[Start of Attachment]

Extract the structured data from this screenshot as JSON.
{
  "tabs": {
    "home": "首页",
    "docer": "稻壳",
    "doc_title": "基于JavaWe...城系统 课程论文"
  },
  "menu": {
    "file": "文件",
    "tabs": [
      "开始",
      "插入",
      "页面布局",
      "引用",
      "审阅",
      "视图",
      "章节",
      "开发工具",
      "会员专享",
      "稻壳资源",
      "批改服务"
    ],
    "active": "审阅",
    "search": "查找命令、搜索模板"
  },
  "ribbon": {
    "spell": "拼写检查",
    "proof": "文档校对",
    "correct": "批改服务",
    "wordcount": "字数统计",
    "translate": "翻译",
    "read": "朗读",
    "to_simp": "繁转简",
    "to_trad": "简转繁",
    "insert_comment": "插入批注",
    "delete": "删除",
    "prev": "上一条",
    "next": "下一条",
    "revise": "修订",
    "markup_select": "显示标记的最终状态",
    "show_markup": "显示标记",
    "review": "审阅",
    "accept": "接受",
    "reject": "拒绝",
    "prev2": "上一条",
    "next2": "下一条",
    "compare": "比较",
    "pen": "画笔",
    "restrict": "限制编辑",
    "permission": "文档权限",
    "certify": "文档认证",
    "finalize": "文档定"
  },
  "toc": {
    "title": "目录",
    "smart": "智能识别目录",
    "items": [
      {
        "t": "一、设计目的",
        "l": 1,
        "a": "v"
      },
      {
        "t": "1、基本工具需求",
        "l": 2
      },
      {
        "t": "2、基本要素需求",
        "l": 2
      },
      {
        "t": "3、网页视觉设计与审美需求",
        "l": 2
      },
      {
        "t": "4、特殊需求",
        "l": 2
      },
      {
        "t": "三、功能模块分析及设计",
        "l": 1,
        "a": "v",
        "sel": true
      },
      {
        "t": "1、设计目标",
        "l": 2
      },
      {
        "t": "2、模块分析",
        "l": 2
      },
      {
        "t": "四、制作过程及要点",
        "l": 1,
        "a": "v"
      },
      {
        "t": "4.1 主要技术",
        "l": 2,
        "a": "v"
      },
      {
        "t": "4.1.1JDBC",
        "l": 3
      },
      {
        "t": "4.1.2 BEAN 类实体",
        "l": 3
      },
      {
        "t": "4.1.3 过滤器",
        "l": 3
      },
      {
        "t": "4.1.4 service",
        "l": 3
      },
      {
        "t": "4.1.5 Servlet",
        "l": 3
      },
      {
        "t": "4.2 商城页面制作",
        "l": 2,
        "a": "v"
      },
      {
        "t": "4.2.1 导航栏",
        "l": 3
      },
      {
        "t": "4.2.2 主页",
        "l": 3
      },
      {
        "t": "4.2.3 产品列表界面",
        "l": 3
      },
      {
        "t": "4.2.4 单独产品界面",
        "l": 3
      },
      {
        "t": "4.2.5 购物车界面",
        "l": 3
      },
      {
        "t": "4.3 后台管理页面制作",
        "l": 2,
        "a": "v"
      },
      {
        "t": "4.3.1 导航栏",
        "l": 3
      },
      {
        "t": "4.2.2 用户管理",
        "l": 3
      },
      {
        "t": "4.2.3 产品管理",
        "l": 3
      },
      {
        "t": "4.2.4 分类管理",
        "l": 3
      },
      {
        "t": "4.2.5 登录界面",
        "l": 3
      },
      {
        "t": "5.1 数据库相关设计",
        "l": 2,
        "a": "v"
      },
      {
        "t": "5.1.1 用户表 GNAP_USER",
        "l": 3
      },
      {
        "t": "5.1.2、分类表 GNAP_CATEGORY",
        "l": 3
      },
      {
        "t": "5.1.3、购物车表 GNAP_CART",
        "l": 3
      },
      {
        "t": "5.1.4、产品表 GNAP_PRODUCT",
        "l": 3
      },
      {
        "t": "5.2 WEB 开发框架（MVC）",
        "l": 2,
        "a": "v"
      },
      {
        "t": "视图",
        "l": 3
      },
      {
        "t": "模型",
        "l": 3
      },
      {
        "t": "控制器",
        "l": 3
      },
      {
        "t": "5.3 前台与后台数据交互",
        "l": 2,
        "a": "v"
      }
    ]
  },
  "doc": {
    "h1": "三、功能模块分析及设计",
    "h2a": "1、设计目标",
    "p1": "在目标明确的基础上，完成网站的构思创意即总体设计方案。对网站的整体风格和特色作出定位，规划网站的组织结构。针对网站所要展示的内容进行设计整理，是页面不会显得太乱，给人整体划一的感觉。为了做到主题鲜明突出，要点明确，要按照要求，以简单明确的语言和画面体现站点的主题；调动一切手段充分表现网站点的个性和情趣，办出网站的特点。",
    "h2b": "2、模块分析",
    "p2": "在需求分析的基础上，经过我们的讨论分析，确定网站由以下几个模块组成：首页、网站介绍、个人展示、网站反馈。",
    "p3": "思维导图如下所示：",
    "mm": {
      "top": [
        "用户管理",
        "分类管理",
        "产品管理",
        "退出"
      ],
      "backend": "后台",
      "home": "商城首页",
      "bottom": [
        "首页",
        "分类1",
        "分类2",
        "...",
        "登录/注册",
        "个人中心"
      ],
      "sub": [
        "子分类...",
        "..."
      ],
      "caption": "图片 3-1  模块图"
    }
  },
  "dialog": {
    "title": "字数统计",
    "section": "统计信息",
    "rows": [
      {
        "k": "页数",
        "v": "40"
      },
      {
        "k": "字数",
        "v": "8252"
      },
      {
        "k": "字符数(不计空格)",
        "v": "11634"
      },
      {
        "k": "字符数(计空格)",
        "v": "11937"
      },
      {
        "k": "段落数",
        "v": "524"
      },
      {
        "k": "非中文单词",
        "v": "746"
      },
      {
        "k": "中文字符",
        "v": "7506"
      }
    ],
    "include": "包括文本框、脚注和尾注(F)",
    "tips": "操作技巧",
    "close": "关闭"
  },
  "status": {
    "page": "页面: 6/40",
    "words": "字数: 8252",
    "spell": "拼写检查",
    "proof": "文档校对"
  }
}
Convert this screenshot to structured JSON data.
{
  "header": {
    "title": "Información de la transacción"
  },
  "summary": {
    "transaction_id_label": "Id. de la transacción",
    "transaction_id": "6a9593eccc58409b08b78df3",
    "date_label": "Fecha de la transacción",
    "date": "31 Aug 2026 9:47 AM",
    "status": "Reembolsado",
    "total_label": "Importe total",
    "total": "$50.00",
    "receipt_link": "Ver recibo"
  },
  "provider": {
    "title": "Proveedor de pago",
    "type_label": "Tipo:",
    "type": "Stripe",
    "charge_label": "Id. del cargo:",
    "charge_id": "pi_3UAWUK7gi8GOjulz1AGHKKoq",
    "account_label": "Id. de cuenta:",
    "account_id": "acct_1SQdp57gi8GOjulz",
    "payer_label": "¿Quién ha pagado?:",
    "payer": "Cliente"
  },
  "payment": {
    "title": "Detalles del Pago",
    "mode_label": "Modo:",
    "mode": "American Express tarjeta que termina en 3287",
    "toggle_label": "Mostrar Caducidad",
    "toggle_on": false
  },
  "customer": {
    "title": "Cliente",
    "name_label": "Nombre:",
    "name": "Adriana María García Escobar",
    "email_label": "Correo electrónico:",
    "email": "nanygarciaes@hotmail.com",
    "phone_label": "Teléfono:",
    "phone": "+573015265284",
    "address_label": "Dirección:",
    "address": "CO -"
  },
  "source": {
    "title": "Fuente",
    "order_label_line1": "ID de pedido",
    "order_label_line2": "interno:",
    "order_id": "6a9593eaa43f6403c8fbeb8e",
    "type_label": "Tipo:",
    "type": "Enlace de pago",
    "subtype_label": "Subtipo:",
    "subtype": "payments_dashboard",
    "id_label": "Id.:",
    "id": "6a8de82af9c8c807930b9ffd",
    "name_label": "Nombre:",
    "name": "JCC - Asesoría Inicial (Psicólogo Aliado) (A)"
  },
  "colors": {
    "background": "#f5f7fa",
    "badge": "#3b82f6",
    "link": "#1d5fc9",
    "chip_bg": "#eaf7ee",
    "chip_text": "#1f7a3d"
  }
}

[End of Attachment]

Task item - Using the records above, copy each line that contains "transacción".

Expected output -
    "title": "Información de la transacción"
    "transaction_id_label": "Id. de la transacción",
    "date_label": "Fecha de la transacción",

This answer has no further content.